London's FTSE index gained 74 points (1.1%) to stand at 6,654. The Paris CAC was down 23 points (0.45%) to 5,333 and the Frankfurt DAX lost 83 points (0.7%) to trade at 11,895.

Dublin's ISEQ index was marginally lower this evening, falling by 10 points (0.15%) to trade at 6,387. Shares in the banks were lower with AIB down 4.5% to €2.0, while Bank of Ireland shed 2.26% to €3.28. Shares in Ryanair dropped another 4.9% to stand at €11.65, after the airline announced it was reducing its flight schedule to Italy for three weeks. 

US stocks bounced back from recent losses, as the focus turned to assurances of central bank stimulus to counter the economic fallout from the coronavirus outbreak. 

The Dow Jones rose 726 points (2.85%) to stand at 25,590 by 6.10pm, while the Nasdaq Composite gained 261 points (3.2%) to reach 8,731.

Earlier, Asian markets rose as bargain-buyers moved in following last week's global rout.

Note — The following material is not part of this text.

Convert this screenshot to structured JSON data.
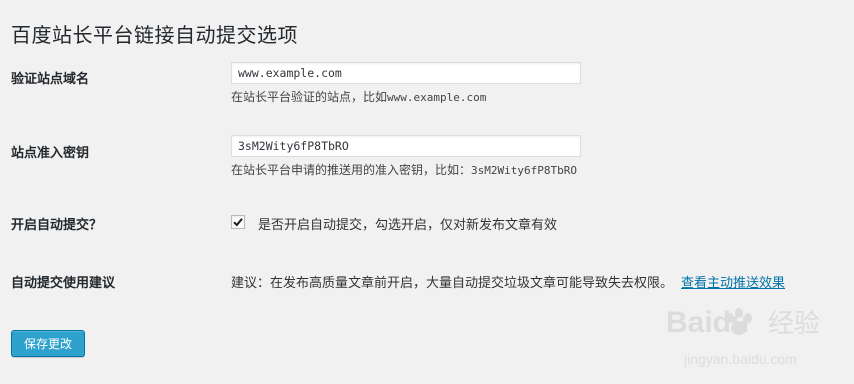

Tokyo's Nikkei index gained 201 points (0.9%) to finish at 21,344 while the Hang Seng index in Hong Kong added 162 points (0.6%) to close at 23,291.

"Volatility is really the key word," said Lee Evans, head of FX trading and strategy at Bank of Ireland.

"We saw a huge move lower in markets initially this morning, however the Bank of Japan came in offering more liquidity to markets which has seen a bounce since then."

The US Federal Reserve also made an unplanned statement on Friday to reassure markets that it would provide support - though it is unclear whether the European Central Bank can realistically match those kinds of pledges.

"There's over 100 basis points of cuts priced in by the Federal Reserve before the end of the year - so that's four interest rate cuts of 25 basis points; the ECB rates are already very low and there's a lot of liquidity there," Mr Evans said.

"So the focus for Europe is really the fiscal stimulus... any increase in that by European governments is likely to have a significant impact on the markets," he added.